:: Records for the task ::

■ ■ ■ ■ ■

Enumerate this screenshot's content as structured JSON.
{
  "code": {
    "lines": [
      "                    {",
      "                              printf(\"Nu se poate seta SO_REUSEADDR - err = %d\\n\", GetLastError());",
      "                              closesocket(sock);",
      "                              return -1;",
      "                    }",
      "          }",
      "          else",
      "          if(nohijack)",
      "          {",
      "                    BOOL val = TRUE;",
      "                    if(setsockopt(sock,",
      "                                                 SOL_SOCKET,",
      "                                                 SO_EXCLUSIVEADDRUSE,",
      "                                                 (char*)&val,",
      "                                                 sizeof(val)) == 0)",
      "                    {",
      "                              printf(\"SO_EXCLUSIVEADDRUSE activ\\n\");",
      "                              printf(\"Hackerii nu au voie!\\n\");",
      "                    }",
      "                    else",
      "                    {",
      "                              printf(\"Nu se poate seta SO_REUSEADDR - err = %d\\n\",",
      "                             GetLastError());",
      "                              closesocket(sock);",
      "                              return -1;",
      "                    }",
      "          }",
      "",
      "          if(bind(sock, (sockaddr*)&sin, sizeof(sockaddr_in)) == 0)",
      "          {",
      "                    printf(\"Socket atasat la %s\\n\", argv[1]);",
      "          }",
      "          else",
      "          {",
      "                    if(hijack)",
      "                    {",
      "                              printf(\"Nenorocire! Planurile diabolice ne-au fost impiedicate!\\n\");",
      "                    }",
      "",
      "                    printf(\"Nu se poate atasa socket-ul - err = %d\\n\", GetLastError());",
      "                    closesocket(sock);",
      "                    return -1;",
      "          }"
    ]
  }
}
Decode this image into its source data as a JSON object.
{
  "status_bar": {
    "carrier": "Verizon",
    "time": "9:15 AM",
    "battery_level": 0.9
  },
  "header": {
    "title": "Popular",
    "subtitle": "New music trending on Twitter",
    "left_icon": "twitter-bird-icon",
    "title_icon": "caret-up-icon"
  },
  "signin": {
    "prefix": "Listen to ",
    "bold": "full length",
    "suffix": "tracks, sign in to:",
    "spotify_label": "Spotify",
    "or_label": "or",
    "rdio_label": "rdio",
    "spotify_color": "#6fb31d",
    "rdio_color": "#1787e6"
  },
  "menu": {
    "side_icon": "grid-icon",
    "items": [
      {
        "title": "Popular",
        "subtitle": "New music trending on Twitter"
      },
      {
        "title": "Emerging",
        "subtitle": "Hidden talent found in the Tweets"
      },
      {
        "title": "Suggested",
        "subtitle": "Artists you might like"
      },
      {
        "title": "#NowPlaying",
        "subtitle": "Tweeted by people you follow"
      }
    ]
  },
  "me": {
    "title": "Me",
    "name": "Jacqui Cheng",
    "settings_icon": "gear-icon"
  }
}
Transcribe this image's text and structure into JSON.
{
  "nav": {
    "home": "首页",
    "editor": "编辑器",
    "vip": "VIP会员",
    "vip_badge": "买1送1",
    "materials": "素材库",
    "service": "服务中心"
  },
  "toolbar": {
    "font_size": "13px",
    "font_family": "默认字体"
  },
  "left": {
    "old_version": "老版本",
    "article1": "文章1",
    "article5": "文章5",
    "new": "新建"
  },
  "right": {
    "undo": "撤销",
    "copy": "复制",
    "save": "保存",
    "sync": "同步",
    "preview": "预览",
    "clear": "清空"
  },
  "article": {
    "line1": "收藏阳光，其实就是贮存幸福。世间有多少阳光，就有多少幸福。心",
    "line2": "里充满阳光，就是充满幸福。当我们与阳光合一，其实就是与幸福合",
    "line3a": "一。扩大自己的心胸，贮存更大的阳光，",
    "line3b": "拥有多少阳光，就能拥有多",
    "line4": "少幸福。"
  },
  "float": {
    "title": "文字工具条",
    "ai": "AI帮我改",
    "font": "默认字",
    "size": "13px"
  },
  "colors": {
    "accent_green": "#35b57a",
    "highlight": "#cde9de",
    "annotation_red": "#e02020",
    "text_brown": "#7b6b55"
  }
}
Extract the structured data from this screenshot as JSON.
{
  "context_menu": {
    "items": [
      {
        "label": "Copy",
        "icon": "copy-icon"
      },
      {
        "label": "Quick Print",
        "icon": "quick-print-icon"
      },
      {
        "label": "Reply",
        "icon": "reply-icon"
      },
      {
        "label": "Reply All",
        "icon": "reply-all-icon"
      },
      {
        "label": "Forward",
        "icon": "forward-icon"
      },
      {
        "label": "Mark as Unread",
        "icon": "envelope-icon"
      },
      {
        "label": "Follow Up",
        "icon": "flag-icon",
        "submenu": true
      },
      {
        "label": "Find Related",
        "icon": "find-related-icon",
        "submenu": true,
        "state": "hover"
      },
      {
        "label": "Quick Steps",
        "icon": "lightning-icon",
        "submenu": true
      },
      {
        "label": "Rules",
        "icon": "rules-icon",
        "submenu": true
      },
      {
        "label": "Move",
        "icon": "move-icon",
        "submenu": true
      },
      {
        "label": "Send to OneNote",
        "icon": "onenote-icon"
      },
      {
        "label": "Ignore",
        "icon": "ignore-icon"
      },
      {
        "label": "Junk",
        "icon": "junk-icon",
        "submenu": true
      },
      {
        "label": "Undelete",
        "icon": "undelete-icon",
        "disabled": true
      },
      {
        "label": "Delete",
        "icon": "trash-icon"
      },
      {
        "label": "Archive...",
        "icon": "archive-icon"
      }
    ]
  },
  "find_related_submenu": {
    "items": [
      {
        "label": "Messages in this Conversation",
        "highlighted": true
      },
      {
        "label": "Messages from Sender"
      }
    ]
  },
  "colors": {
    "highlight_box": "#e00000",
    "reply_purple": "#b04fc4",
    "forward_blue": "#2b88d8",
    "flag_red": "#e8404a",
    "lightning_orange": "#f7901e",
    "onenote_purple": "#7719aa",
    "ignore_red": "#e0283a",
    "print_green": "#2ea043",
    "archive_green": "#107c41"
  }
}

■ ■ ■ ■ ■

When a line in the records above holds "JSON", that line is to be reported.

:: Solution below ::
Enumerate this screenshot's content as structured JSON.
Decode this image into its source data as a JSON object.
Transcribe this image's text and structure into JSON.
Extract the structured data from this screenshot as JSON.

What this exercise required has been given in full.